There’s light at the end of the tunnel, some space to walk in the winery, and good wine in process

Ask any winemaker how they’re doing this October and most will say crazy, busy, tired.  With our hot, dry summer and terrific weather through September the grapes were just crazy and all were finishing quick and together.  Michael’s been working out of town during the week so it’s made it even busier on the weekends trying to get everything done then.   This is the time of year that reminds us why we don’t want to go commercial – and magnify this craziness 10 times.    It has been a lot of fun and our friends have been really helpful coming over with little notice to help with crushing, pressing, sampling, and the not so much fun parts of winemaking lifting, cleaning, etc.

Last weekend was really busy.  It started Friday with Michael and Dawne bottling several cases or our 2013 wines: merlot, cab franc, and malbec.   He left several gallons of each for us to blend.  Then Friday evening we pressed the syrah.  This was an experience because it’s getting dark early now and makes for a challenge cleaning in the yard in the dark.  Note to selves for next year – mount a flood light for the carport and yard.   We had lots (about 9 gallons) of sludge left from the syrah pressing.
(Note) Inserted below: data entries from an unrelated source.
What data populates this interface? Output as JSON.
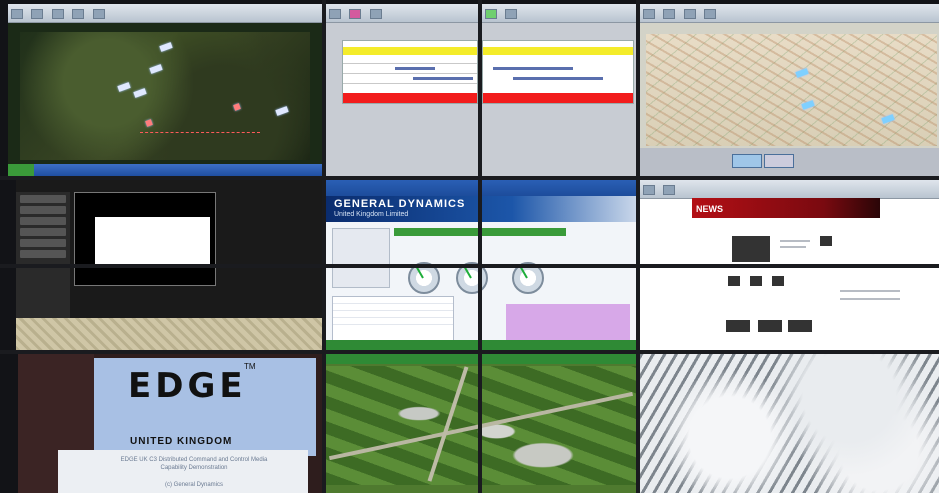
{
  "wall": {
    "panelA": {
      "name": "Terrain view"
    },
    "schedule": {
      "rows": 4
    },
    "gd": {
      "brand": "GENERAL DYNAMICS",
      "sub": "United Kingdom Limited"
    },
    "news": {
      "logo": "NEWS"
    },
    "edge": {
      "logo": "EDGE",
      "tm": "TM",
      "country": "UNITED KINGDOM",
      "caption1": "EDGE UK C3 Distributed Command and Control Media",
      "caption2": "Capability Demonstration",
      "caption3": "(c) General Dynamics"
    },
    "dialog": {
      "title": ""
    }
  },
  "colors": {
    "gd_blue": "#0a2c6e",
    "green_status": "#3a9b3a",
    "schedule_yellow": "#f4ec2a",
    "schedule_red": "#f21c1c",
    "news_red": "#b30f15",
    "edge_blue": "#a8c0e4"
  }
}
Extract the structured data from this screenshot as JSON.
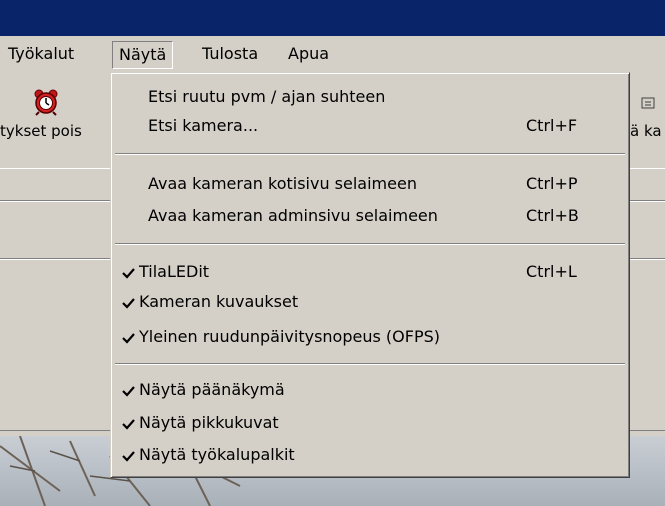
{
  "menubar": {
    "items": [
      {
        "label": "Työkalut"
      },
      {
        "label": "Näytä"
      },
      {
        "label": "Tulosta"
      },
      {
        "label": "Apua"
      }
    ]
  },
  "toolbar": {
    "left_label": "tykset pois",
    "right_label": "ä ka"
  },
  "dropdown": {
    "items": [
      {
        "label": "Etsi ruutu pvm / ajan suhteen",
        "shortcut": "",
        "checked": false
      },
      {
        "label": "Etsi kamera...",
        "shortcut": "Ctrl+F",
        "checked": false
      },
      {
        "label": "Avaa kameran kotisivu selaimeen",
        "shortcut": "Ctrl+P",
        "checked": false
      },
      {
        "label": "Avaa kameran adminsivu selaimeen",
        "shortcut": "Ctrl+B",
        "checked": false
      },
      {
        "label": "TilaLEDit",
        "shortcut": "Ctrl+L",
        "checked": true
      },
      {
        "label": "Kameran kuvaukset",
        "shortcut": "",
        "checked": true
      },
      {
        "label": "Yleinen ruudunpäivitysnopeus (OFPS)",
        "shortcut": "",
        "checked": true
      },
      {
        "label": "Näytä päänäkymä",
        "shortcut": "",
        "checked": true
      },
      {
        "label": "Näytä pikkukuvat",
        "shortcut": "",
        "checked": true
      },
      {
        "label": "Näytä työkalupalkit",
        "shortcut": "",
        "checked": true
      }
    ]
  },
  "colors": {
    "titlebar": "#0a246a",
    "face": "#d4d0c8"
  }
}
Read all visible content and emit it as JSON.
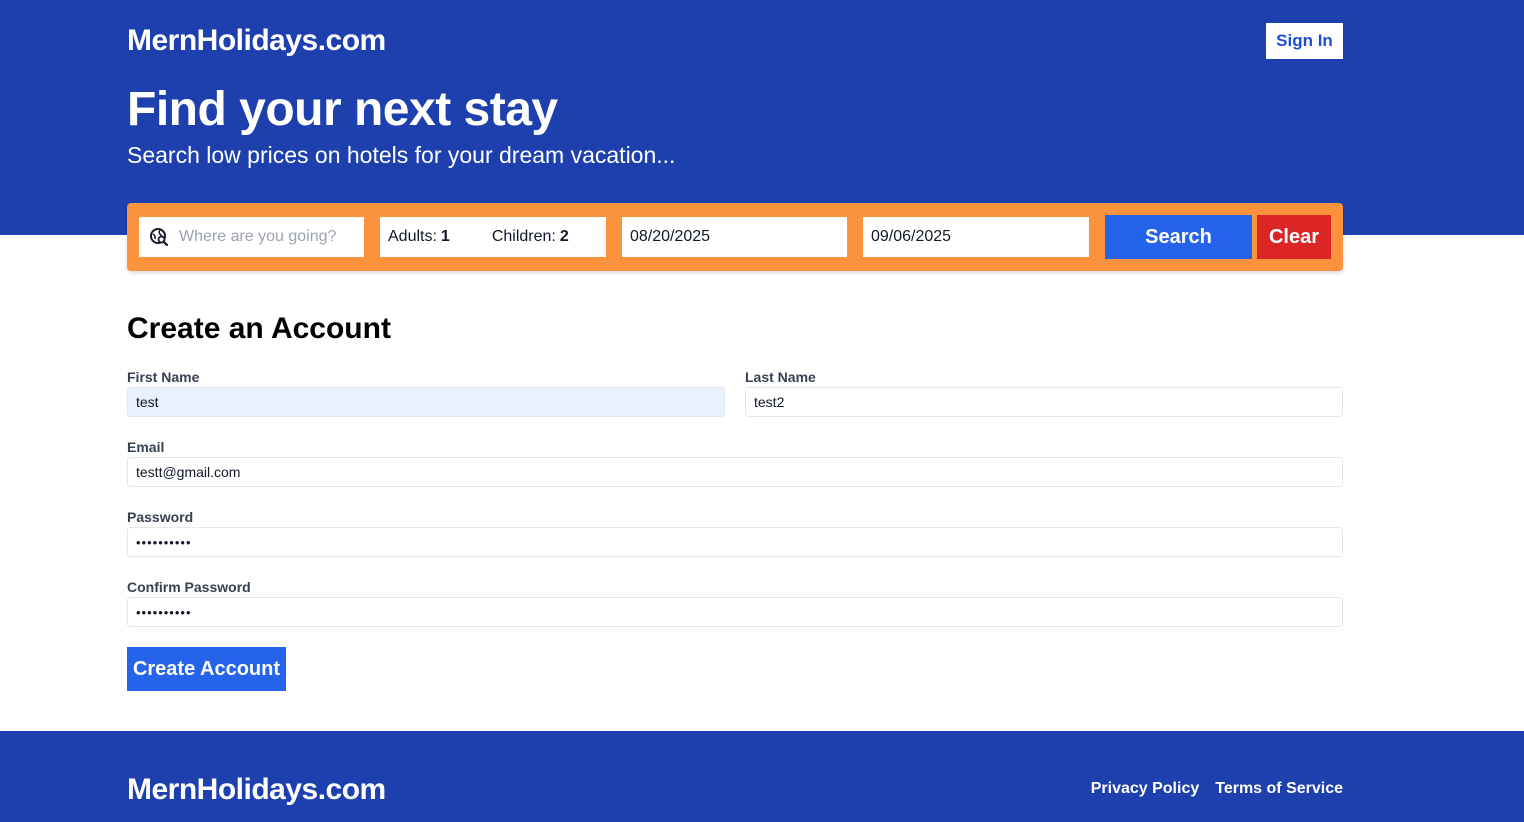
{
  "header": {
    "brand": "MernHolidays.com",
    "sign_in_label": "Sign In",
    "hero_title": "Find your next stay",
    "hero_subtitle": "Search low prices on hotels for your dream vacation..."
  },
  "search_bar": {
    "destination_placeholder": "Where are you going?",
    "destination_value": "",
    "destination_icon": "globe-search-icon",
    "adults_label": "Adults:",
    "adults_value": "1",
    "children_label": "Children:",
    "children_value": "2",
    "check_in": "08/20/2025",
    "check_out": "09/06/2025",
    "search_label": "Search",
    "clear_label": "Clear"
  },
  "form": {
    "title": "Create an Account",
    "first_name_label": "First Name",
    "first_name_value": "test",
    "last_name_label": "Last Name",
    "last_name_value": "test2",
    "email_label": "Email",
    "email_value": "testt@gmail.com",
    "password_label": "Password",
    "password_mask": "••••••••••",
    "confirm_password_label": "Confirm Password",
    "confirm_password_mask": "••••••••••",
    "submit_label": "Create Account"
  },
  "footer": {
    "brand": "MernHolidays.com",
    "links": [
      "Privacy Policy",
      "Terms of Service"
    ]
  },
  "colors": {
    "primary_blue": "#1e40af",
    "button_blue": "#2563eb",
    "search_bar_orange": "#fb923c",
    "clear_red": "#dc2626",
    "autofill_bg": "#e8f0fe"
  }
}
And not wanting to let a few bottles get away, Michael decided to see if we could get some more out of it after it settled.


milliepressingsyrahThe following day we helped out our friends Dawne and Mark at her winery, Moose Canyon.  She was bottling 27 cases of bordeaux blends from her barrels. She has a really cool/fun bottling machine that fills 4 bottles in 19 seconds.  Much easier/quicker than the 45 seconds for 1 bottle with our siphon method.   This was a great time with lots of friends, food, and wine.  This was followed up by pressing at her house on Sunday.




Sunday morning we went down and picked about 150 pounds of grapes in Puyallup.  Sharon’s husband unexpectedly passed away earlier this year.  He has 5+ types of grapes growing in his yard.  Earlier this summer we bottled some of his wine that he had in process for the family. Michael is still working with his pear wine and we hope to get that bottled in the next week or so.  The grapes we picked are similar to the agria that we are growing in our yard.  We think they may be “Golubuk” based on the description in the nursery catalog.  The name means “little pigeon” in Russian.  It is also a tino or teinturier grape like our agria.  That means that the juice is red as well as the skins.  Most grapes have clear/light juice – and the color in the wine comes from the skins.   We hand destemmed and crushed these grapes in the afternoon Sunday, while watching the Seahawks game (unfortunately they lost).  This is quite a messy process because of the red juice.    We added almost a gallon of agria grapes from our yard to this wine.



Today, Sunday 10/19 we pressed our Malbec.   Then we strained the syrah “sludge”.   We got an additional 4 gallons of non-sludge juice to add to the wine!  Well worth the extra week and effort.   That still left 4+ gallons of alcoholic sludge for the birds.

pressing malbec20141019_111445


Since it was dry and sunny Leann spent some time cleaning up the gardens – getting rid of the dead squash vines and grape clusters.   The leaves are getting gorgeous.  These are our agria grapes.

Agria fall leaves
Agria fall leaves
Agria fall leaves
Agria fall leaves


So that leaves us down to just the cabernet sauvignon and the golubuk/agria still working on primary fermentation – and needing daily punch down.  The rest are settling in nicely in their tanks or carboys going through malolactic fermentation. Our plan for next weekend is to press the cab and golubuk (will need to come up with a good name for this one).  We’re also looking at playing with blending the 2013’s and bottling.  Michael is also going to be adding oak to the reds next weekend.

I think that’s about it for the updates – so far.  The wines are coming along great and should be tasty – in the next 1-2 years!

Everything should be settling down by the end of October.    Take care everyone!  Leann



Leave a Comment

This site uses Akismet to reduce spam. Learn how your comment data is processed.